Speaking to Game Informer, Battlegrounds mastermind Brendan Greene—aka Playerunknown himself—discussed the game's staggering popularity up to now, and the direction in which he and his team are driving PUBG into the future.
The conversation covers the game's in-development maps, the idea of implementing lore, colour-coding ammo, the possibility of a single-player campaign and, most interestingly, the apparently incoming 2D and 3D replay systems. On the two dimensional front, Greene says to expect something similar to Arma, whereby players can track their movements up and down the map. The 3D variation will however include slow motion, cinematic camera angles and will provide scope for Machinima-style player videos.
"We have 2D and 3D replays planned for the game," Greene tells GI. "We have a team that just joined that are working on a 3D replay system at the moment, which is great because while they're doing that, we don't need to spend resources on it. It's something I feel is really essential to the game—having this ability to watch your own round back in the game and have a spectator camera where you can just watch yourself, and watch any round, basically.

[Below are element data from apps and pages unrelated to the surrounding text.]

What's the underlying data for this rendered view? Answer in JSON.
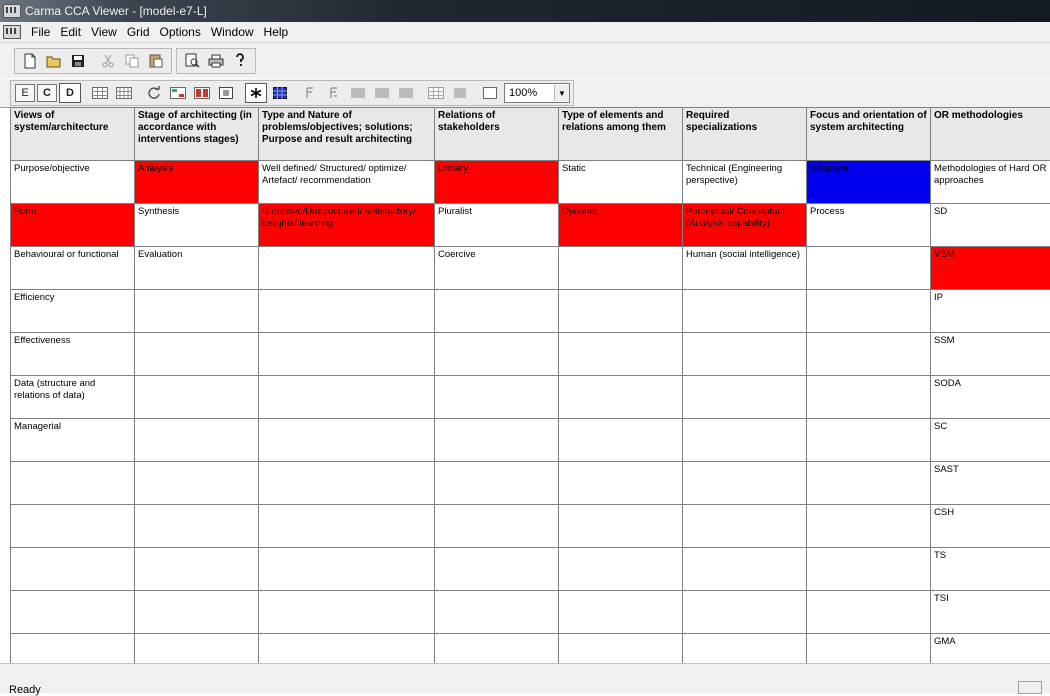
{
  "window": {
    "title": "Carma CCA Viewer - [model-e7-L]"
  },
  "menu": [
    "File",
    "Edit",
    "View",
    "Grid",
    "Options",
    "Window",
    "Help"
  ],
  "toolbar2": {
    "e_label": "E",
    "c_label": "C",
    "d_label": "D",
    "zoom_value": "100%"
  },
  "grid": {
    "headers": [
      "Views of system/architecture",
      "Stage of architecting (in accordance with interventions stages)",
      "Type and Nature of problems/objectives; solutions; Purpose and result architecting",
      "Relations of stakeholders",
      "Type of elements and relations among them",
      "Required specializations",
      "Focus and orientation of system architecting",
      "OR methodologies"
    ],
    "rows": [
      [
        "Purpose/objective",
        "Analysis",
        "Well defined/ Structured/ optimize/ Artefact/ recommendation",
        "Unitary",
        "Static",
        "Technical (Engineering perspective)",
        "Structure",
        "Methodologies of Hard OR approaches"
      ],
      [
        "Form",
        "Synthesis",
        "Ill defined/Unstructured/ satisfactory/ insights/ learning",
        "Pluralist",
        "Dynamic",
        "Perceptual/ Conceptual (Analysis capability)",
        "Process",
        "SD"
      ],
      [
        "Behavioural or functional",
        "Evaluation",
        "",
        "Coercive",
        "",
        "Human (social intelligence)",
        "",
        "VSM"
      ],
      [
        "Efficiency",
        "",
        "",
        "",
        "",
        "",
        "",
        "IP"
      ],
      [
        "Effectiveness",
        "",
        "",
        "",
        "",
        "",
        "",
        "SSM"
      ],
      [
        "Data (structure and relations of data)",
        "",
        "",
        "",
        "",
        "",
        "",
        "SODA"
      ],
      [
        "Managerial",
        "",
        "",
        "",
        "",
        "",
        "",
        "SC"
      ],
      [
        "",
        "",
        "",
        "",
        "",
        "",
        "",
        "SAST"
      ],
      [
        "",
        "",
        "",
        "",
        "",
        "",
        "",
        "CSH"
      ],
      [
        "",
        "",
        "",
        "",
        "",
        "",
        "",
        "TS"
      ],
      [
        "",
        "",
        "",
        "",
        "",
        "",
        "",
        "TSI"
      ],
      [
        "",
        "",
        "",
        "",
        "",
        "",
        "",
        "GMA"
      ]
    ],
    "highlighted": [
      {
        "row": 0,
        "col": 1,
        "color": "#ff0000"
      },
      {
        "row": 0,
        "col": 3,
        "color": "#ff0000"
      },
      {
        "row": 0,
        "col": 6,
        "color": "#0000ee"
      },
      {
        "row": 1,
        "col": 0,
        "color": "#ff0000"
      },
      {
        "row": 1,
        "col": 2,
        "color": "#ff0000"
      },
      {
        "row": 1,
        "col": 4,
        "color": "#ff0000"
      },
      {
        "row": 1,
        "col": 5,
        "color": "#ff0000"
      },
      {
        "row": 2,
        "col": 7,
        "color": "#ff0000"
      }
    ]
  },
  "status": {
    "text": "Ready"
  }
}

"I think this will help the game in the long-term where it'll provide content creators and players with ways to create interesting videos... Also, going forward, we plan to add modding in. We feel that can help our game survive that one year flash in the pan, so to speak. We want to provide a platform for game modes—you already see it with our custom games. We don't want to restrict people to just the battle royale game mode or just the game modes we make. We want to see what everyone can create."
Here's the full conversation courtesy of Game Informer: